Imperialism and Development Studies in Sri Lanka
THE aim of this note is to trace in broad outline the growth of thinking on development in Sri Lanka, especially over the last two decades, thereby placing this thinking in a historical context, and to assess the position of such thinking today.
After the imposition of a total colonial blanket on the country in the nineteenth century, two broad views of what is development (in the fundamental sense of what was desirable for the country) began to emerge. Firstly, there was the view of the colonizers, for example, that the growth of the plantation sector, with the associated growth of a socio-economic infrastructure of railways and other means of transport, together with the colonial bureaucracy, was best for the country. The opposing view, held by such reformers as Anagarika Dharmapala, and later, by nationalist leaders such as Bandaranaike, emphasized self-sufficiency, self-reliance and sovereignty. This may be called the counter-view on development.
But the counter-view, which gathered strength in the last decades of colonialism, was not well formulated in terms of post-independence plans of action, nor did it represent one specific view of development. Under its broad heading were views that ranged from a romantic idea of returning to the ancient golden age of Anuradhapura and Polonnaruwa, through the east European form of socialism, to a national laissez-faire type of capitalism.
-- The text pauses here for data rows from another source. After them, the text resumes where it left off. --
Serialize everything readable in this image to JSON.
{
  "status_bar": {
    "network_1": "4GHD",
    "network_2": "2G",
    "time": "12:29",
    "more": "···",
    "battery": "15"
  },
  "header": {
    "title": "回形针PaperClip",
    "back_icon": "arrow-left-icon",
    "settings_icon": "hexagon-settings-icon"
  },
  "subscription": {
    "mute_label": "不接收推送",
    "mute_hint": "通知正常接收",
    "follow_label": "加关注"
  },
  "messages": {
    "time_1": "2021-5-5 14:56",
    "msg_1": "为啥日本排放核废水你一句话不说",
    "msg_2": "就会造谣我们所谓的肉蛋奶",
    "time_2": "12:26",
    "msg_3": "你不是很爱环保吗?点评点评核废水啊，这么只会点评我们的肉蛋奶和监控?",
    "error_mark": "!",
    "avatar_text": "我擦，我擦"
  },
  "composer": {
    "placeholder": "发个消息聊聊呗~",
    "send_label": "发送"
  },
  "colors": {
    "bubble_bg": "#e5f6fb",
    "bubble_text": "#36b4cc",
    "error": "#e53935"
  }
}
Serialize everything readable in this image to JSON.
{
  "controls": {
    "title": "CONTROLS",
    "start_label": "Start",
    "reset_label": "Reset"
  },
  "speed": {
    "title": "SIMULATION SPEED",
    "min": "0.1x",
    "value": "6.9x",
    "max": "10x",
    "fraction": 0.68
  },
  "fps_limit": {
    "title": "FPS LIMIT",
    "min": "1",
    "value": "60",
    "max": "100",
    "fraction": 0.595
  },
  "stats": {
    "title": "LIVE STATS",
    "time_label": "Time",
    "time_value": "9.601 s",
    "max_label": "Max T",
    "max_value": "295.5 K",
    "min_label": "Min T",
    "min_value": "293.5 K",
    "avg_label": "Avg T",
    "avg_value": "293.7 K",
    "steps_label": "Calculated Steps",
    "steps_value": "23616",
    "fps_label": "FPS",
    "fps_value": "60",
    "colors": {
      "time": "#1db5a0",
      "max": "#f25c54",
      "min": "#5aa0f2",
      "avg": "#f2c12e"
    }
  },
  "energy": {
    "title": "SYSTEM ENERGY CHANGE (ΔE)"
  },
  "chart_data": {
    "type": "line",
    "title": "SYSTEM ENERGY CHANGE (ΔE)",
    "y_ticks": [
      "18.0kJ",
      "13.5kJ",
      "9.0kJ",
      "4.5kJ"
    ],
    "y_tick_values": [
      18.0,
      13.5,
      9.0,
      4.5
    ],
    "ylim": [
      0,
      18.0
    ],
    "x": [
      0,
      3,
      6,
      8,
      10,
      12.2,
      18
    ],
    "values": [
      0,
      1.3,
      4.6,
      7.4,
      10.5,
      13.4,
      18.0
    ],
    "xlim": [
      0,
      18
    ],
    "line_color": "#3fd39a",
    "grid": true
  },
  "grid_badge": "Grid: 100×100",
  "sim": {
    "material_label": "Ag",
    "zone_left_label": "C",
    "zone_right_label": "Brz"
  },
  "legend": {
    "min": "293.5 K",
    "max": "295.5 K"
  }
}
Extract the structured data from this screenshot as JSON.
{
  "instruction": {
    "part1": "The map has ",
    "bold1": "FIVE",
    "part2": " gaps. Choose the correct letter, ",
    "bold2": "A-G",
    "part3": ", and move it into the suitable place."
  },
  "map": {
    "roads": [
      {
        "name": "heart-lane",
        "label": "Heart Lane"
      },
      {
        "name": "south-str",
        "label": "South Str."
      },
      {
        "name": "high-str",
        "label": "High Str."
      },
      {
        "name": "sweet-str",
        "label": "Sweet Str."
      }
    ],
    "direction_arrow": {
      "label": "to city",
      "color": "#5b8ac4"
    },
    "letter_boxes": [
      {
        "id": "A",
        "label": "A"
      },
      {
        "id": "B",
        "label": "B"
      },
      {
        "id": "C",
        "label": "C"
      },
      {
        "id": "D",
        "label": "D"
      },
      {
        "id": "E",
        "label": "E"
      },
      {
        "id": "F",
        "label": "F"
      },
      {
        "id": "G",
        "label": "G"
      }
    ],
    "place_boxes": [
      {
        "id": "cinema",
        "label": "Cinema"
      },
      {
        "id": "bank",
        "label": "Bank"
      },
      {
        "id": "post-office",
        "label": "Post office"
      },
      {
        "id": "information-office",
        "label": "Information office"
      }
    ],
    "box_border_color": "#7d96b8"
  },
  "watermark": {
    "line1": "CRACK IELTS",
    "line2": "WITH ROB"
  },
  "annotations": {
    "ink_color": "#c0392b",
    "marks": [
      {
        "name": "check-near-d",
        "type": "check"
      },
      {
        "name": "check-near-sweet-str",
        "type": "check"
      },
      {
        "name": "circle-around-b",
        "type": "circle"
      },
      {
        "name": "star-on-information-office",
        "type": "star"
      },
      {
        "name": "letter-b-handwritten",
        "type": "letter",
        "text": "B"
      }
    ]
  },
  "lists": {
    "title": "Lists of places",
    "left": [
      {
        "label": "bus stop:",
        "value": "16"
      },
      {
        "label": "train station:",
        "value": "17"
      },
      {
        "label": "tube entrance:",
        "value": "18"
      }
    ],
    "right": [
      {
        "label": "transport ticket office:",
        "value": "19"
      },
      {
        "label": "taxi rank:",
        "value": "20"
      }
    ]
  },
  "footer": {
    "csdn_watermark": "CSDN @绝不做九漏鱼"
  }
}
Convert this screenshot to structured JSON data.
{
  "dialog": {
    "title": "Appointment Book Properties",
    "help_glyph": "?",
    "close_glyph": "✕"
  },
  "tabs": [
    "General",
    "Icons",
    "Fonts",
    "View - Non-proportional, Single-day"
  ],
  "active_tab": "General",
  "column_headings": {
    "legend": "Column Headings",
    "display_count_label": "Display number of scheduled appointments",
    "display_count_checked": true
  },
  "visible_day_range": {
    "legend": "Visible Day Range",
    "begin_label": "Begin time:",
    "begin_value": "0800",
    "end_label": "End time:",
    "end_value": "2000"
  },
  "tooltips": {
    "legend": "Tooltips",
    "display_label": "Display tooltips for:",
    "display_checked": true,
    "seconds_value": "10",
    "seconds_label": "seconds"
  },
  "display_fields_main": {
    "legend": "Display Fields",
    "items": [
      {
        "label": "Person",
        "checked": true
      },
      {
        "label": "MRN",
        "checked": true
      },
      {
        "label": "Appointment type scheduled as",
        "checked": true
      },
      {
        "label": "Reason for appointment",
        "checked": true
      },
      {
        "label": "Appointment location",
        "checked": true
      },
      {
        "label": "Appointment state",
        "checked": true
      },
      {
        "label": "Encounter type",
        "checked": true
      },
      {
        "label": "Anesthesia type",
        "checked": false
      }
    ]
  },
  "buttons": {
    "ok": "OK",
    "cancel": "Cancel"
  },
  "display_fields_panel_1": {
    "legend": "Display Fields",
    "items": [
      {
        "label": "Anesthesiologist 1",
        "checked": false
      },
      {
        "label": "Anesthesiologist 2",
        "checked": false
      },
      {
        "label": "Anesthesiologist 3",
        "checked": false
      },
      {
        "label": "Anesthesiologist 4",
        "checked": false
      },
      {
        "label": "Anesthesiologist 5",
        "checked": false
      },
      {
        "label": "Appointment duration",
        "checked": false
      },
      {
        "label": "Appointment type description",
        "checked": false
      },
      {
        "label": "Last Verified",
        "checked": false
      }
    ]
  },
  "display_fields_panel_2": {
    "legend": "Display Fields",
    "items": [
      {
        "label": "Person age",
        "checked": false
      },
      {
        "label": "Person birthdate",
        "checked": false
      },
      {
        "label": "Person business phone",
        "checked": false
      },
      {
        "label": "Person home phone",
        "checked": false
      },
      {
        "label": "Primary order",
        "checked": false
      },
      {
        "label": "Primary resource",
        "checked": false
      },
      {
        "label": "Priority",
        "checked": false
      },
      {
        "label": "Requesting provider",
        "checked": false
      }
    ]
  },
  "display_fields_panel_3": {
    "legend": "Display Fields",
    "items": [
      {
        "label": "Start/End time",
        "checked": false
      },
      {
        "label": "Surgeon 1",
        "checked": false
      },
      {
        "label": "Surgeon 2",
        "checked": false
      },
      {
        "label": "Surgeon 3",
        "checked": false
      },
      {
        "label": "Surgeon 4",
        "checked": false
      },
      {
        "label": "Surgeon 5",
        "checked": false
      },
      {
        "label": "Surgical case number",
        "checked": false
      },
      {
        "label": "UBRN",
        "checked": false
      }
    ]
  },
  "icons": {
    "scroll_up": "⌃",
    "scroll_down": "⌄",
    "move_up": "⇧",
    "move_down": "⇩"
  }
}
One counter-view to have a strong influence was a deep-seated nationalistic ideology which sought inspiration from the Sri Lankan past, rejecting the changes induced by Western penetration. By the 1860s, a strongly-motivated Buddhist revival, led by members of the middle class, educated in Christian missionary schools, was growing in strength and militancy. Expatriates, like the American theosophist Colonel Olcott, and the Russian mystic Helena Petrovna Blavatsky, also played an important role in this by stressing an idealized Sri Lankan past and exhorting the Sri Lankans to reject the Western presence. But by far the central figure in this re-crystallization of the Sri Lankan national self-consciousness was Anagarika Dharmapala.